Daring and the Duke by Sarah MacLean (June 30)
Daring and the Duke is the much-anticipated finale to the Bareknuckle Bastards trilogy. Grace has survived on the streets of London after being betrayed by her first love, eventually going on to build her own pleasure house aimed at serving women. The last thing she wants is for Ewan to come back into her life, but he is still in love with her and is determined to win her forgiveness.

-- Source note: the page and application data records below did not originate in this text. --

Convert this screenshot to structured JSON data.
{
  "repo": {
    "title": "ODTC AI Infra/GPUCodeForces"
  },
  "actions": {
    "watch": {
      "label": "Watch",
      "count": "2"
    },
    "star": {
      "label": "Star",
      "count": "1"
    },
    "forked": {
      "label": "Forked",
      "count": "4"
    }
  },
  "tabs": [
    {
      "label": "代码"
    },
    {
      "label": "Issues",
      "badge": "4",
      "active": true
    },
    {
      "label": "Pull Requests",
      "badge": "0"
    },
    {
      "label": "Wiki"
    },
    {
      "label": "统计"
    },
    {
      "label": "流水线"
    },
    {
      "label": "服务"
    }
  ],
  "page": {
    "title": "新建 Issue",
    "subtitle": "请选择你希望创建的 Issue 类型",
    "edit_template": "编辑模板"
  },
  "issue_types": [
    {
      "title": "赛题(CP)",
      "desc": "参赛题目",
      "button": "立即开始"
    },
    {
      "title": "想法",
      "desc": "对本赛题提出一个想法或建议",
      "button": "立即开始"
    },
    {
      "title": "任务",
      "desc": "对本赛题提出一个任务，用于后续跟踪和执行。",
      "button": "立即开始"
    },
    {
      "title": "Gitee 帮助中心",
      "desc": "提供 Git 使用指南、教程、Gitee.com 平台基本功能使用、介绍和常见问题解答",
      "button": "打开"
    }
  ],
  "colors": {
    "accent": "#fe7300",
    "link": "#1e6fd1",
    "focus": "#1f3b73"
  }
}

This was not my thing. I was worried it wouldn’t be, because the premise set itself up to be pretty angsty, and angst isn’t really my thing. Or at least, I have yet to articulate when I like it and when I don’t. In this case, I disliked that everything about their relationship revolved around this one event from their past. Also, seriously, none of them figured out that Ewan did it for them? Seriously?? And like, they all knew what the old duke was like. Of course Ewan had to protect them all from him, and couldn’t come to them! I’m also not a fan of heroes who are perpetually remorseful and penitent, which Ewan definitely was, and I felt like there was little else to his personality. And while I always want the hero to adore the heroine (and vice versa), his adoration crossed the line into worship, and it was just too much for me. There were parts I like, but for the most part I would say this book was very much not my thing, and it’s hard for me to better explain why. That said, I’m very much in the minority on this one, so don’t let my unenthusiastic review deter you from picking up this book!
I received an arc of Daring and the Duke from the publisher via Edelweiss.

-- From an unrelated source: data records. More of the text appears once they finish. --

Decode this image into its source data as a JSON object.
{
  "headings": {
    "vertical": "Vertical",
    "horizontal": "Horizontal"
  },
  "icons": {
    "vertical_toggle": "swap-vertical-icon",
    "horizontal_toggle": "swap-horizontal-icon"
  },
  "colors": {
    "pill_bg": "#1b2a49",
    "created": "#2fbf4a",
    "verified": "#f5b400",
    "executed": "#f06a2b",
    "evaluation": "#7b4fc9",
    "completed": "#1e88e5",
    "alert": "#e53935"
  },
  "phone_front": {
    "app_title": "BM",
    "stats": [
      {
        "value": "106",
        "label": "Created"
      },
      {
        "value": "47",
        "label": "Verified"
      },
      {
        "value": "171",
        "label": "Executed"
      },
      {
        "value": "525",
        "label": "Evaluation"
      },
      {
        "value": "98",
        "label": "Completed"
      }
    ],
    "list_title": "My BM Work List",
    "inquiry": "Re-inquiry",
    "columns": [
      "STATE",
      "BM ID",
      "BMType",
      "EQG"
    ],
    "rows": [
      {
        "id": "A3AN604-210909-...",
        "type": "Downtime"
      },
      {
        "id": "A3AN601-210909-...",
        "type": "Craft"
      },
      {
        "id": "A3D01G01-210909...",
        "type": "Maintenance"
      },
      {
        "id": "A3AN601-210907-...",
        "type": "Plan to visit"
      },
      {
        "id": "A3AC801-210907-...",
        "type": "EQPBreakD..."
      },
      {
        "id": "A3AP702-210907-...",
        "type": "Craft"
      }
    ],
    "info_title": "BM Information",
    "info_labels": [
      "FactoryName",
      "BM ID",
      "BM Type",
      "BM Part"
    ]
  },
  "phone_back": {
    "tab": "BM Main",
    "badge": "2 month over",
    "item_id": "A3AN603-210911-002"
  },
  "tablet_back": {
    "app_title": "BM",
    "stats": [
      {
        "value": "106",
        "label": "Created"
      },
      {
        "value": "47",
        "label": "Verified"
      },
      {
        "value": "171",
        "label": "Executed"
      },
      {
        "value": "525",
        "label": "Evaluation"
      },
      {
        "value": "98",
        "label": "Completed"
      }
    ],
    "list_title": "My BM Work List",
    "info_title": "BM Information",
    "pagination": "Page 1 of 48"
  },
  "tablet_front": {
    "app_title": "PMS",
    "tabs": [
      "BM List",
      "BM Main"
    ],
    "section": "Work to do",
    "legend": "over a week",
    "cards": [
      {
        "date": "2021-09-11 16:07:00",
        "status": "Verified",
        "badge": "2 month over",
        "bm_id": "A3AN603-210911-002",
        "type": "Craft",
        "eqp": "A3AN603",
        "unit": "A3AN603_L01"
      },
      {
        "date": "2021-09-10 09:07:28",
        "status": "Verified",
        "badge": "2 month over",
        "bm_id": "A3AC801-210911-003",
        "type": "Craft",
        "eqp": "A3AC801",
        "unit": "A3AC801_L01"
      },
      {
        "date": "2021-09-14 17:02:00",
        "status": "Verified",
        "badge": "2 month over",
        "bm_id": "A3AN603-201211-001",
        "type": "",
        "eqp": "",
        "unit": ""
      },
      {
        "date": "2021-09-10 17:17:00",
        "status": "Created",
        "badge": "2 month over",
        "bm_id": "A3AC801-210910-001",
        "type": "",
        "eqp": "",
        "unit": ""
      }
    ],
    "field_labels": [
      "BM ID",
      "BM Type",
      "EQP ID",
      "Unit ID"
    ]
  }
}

A Duke, the Lady, and a Baby by Vanessa Riley (June 30)
In A Duke, the Lady, and a Baby, Patience is determined to do everything she can to protect her son following her late husband’s suicide, even if it means going undercover as his nanny. What she’s not prepared for is how much she comes to like her son’s guardian, a wounded military hero who is determined to have order in his household. The more time the two of them spend together and work to protect her son’s future, the more they realize how much the other means to them.

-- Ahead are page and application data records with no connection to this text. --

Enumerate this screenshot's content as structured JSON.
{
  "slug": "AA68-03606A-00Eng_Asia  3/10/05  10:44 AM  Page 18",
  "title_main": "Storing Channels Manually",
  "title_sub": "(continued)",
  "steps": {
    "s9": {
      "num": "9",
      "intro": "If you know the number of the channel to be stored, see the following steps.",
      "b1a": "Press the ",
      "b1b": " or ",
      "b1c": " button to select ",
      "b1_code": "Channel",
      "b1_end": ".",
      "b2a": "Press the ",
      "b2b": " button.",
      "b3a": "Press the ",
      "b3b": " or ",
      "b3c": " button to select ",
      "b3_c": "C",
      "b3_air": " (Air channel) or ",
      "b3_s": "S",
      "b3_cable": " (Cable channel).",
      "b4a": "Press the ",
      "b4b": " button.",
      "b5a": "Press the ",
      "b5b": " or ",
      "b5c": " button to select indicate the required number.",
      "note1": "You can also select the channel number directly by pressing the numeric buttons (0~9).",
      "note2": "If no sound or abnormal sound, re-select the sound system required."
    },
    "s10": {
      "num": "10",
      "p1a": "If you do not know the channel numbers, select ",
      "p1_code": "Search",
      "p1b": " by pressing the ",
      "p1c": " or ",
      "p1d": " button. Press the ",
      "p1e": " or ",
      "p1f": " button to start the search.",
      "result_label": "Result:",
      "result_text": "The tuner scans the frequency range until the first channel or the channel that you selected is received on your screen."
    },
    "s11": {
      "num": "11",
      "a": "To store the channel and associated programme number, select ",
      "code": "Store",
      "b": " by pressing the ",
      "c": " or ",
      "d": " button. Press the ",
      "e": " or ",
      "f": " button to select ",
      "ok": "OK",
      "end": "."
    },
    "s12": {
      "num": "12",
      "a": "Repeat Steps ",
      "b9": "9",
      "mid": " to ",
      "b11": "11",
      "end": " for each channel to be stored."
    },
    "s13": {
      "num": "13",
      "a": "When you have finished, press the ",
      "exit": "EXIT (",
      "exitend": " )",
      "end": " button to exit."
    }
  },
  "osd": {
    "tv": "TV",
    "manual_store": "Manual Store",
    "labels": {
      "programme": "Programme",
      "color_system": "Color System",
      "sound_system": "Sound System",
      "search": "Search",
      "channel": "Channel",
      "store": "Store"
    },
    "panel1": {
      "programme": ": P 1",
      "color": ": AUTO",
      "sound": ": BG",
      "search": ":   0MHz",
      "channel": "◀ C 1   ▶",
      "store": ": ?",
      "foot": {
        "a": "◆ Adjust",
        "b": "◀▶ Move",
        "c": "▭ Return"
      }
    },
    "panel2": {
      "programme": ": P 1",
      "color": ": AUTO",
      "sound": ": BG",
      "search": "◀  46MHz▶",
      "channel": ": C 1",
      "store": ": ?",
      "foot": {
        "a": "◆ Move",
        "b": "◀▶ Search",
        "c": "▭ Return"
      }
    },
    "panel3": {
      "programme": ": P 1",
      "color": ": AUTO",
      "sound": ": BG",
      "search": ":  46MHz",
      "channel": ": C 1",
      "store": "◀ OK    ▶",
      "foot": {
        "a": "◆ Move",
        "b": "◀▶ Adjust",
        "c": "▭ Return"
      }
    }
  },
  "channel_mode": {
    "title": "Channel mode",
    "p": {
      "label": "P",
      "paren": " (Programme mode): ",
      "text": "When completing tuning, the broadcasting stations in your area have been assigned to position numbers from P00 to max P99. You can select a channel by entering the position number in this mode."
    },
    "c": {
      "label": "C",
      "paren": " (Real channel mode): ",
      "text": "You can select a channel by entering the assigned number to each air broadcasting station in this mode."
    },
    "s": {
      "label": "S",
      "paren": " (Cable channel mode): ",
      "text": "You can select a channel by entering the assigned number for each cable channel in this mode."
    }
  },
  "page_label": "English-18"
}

I enjoyed this! I’m always looking for diverse historicals, both in terms of the characters and the settings, so it was great to see a mainstream publisher come out with a Regency historical featuring a Black heroine. Oddly enough, while the romance took a while to really take off, I was still pretty invested in Patience and her story, so I kept reading even though a lot of the focus was more on her son and trying to protect him as a single mother. I really loved what a strong character Patience was, and the society of widows is amazing! There’s so much potential as a series to explore the different widows’ struggles and their romances.
I will say, Riley made a really bold choice in when deciding to write Patience’s POV in first person and Busick’s in third. I suspect that will be a deal-breaker for a lot of people; it was definitely a bit jarring for me. I’m actually really surprised it didn’t bother me more than it did, though? I don’t want this to become common practice by any means, but it was an interesting experience. Also, this is a small thing, but there were so many references to Patience’s son Lionel as “my boy.” Enough that I noticed it and for some reason it rubbed me a bit the wrong way. At the end of the day, though, I enjoyed this, and I’m excited to read future books in the series.
I received an arc of A Duke, the Lady, and a Baby from the publisher via Netgalley.
While I had a lot of highly anticipated books in this batch of arc reviews, unfortunately none of them were quite as amazing as I’d hoped. But all in all, they were still enjoyable reads, and I hope other readers connect with them more than I did!
Have you been planning to pick any of these up? Let me know in the comments!